▶ _What you have to do_: After reading the entries below, report how many lines have the string "resource" in them, giving the number alone.

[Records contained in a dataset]
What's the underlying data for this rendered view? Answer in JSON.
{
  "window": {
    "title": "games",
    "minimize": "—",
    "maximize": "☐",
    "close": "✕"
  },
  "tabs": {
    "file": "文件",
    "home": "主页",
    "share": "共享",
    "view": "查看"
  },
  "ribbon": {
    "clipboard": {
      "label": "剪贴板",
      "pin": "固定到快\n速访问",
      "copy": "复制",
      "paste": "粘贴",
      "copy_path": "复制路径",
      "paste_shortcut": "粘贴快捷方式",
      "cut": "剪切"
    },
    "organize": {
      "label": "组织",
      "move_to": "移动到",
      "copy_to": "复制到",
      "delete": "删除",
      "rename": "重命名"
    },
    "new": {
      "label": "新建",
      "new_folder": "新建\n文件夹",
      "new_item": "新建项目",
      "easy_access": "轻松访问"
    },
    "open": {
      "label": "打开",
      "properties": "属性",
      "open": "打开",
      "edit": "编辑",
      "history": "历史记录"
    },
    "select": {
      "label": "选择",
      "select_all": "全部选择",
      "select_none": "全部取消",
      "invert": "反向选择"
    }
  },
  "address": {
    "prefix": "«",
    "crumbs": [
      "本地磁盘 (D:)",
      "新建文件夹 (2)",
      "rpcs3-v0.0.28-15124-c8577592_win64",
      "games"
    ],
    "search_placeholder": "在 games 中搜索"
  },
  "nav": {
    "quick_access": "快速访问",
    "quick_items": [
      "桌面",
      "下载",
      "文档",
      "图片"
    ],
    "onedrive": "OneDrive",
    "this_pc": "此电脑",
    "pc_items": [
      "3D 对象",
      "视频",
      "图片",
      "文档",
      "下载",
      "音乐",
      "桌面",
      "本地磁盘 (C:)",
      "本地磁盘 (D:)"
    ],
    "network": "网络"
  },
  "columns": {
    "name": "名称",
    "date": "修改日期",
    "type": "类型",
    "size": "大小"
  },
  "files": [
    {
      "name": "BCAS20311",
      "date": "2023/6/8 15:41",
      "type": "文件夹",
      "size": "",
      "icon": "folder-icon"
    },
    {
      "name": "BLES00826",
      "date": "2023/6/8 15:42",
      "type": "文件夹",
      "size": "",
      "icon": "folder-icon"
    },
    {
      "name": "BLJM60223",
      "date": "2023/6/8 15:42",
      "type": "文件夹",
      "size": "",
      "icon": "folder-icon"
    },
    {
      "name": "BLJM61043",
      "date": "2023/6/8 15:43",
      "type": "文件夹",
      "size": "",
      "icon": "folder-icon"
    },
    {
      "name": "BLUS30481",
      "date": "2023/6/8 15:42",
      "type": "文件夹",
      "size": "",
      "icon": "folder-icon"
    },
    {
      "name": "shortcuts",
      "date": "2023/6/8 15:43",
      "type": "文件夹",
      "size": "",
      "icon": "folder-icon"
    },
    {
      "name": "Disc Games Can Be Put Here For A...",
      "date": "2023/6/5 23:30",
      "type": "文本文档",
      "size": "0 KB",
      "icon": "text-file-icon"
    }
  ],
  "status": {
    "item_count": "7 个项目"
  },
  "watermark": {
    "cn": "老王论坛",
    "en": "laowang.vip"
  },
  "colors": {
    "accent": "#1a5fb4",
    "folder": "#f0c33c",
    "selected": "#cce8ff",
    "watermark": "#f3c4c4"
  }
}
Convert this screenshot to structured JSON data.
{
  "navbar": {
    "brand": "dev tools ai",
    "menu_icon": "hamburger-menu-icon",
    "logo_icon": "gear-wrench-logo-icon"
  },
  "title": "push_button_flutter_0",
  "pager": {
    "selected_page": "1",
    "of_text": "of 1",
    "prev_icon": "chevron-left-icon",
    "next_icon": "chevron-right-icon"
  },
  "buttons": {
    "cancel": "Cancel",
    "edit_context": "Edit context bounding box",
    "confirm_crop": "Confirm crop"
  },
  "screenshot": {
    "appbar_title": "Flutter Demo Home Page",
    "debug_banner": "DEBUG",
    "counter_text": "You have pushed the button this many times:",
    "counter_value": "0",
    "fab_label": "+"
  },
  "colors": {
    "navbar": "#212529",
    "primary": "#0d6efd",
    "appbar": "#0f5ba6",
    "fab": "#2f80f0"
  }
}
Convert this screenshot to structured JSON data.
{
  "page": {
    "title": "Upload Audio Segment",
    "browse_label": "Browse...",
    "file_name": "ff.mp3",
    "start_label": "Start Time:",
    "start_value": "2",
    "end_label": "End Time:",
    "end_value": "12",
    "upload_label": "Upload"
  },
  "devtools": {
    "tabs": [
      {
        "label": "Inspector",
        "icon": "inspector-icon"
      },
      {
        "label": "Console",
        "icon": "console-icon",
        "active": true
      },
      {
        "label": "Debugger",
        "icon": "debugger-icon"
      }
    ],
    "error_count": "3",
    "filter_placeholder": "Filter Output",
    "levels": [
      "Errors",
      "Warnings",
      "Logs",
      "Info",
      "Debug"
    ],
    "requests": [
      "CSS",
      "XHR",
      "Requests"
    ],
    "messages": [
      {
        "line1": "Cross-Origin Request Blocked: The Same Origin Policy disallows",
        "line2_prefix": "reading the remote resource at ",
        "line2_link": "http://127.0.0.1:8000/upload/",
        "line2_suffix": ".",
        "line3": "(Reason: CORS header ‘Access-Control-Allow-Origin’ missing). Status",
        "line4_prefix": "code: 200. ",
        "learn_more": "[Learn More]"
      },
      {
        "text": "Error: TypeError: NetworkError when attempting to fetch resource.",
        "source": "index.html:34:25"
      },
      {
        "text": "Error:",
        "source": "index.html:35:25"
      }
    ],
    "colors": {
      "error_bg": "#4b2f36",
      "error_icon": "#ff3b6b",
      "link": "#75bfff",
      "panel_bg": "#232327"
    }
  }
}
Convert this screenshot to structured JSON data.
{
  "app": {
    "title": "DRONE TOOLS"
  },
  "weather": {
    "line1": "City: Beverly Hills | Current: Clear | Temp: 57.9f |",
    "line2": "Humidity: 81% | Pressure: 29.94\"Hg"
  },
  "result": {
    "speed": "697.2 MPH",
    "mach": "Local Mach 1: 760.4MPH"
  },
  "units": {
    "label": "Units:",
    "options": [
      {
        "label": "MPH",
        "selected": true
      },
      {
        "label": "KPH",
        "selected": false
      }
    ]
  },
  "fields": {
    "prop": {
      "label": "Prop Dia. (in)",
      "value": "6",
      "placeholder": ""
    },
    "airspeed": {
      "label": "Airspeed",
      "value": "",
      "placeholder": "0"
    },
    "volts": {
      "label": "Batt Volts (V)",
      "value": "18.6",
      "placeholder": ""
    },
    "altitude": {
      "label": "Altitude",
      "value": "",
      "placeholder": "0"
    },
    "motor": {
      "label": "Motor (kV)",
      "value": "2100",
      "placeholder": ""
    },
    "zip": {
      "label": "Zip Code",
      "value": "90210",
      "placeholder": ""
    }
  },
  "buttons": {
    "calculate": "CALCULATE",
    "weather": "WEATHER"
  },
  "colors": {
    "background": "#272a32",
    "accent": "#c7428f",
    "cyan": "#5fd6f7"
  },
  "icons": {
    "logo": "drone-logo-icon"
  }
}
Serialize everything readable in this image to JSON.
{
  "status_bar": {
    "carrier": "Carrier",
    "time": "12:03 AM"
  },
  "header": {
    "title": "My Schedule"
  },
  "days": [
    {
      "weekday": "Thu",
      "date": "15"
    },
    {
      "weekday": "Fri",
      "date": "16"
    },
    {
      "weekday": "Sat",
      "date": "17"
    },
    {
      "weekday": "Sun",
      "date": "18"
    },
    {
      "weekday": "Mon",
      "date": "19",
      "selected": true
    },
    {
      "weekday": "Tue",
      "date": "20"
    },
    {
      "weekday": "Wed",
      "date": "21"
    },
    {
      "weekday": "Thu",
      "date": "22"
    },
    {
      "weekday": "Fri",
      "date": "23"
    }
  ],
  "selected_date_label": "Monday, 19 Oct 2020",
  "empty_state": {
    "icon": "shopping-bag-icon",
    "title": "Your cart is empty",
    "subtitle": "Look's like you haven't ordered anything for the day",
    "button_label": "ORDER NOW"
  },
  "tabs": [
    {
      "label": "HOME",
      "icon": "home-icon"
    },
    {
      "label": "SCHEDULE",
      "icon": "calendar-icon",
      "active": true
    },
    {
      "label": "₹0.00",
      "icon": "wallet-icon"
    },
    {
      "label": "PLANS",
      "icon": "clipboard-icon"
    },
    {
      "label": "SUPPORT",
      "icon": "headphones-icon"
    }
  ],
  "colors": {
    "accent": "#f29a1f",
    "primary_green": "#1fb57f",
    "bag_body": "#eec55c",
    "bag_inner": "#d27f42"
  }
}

▶ _Exercise output_: 2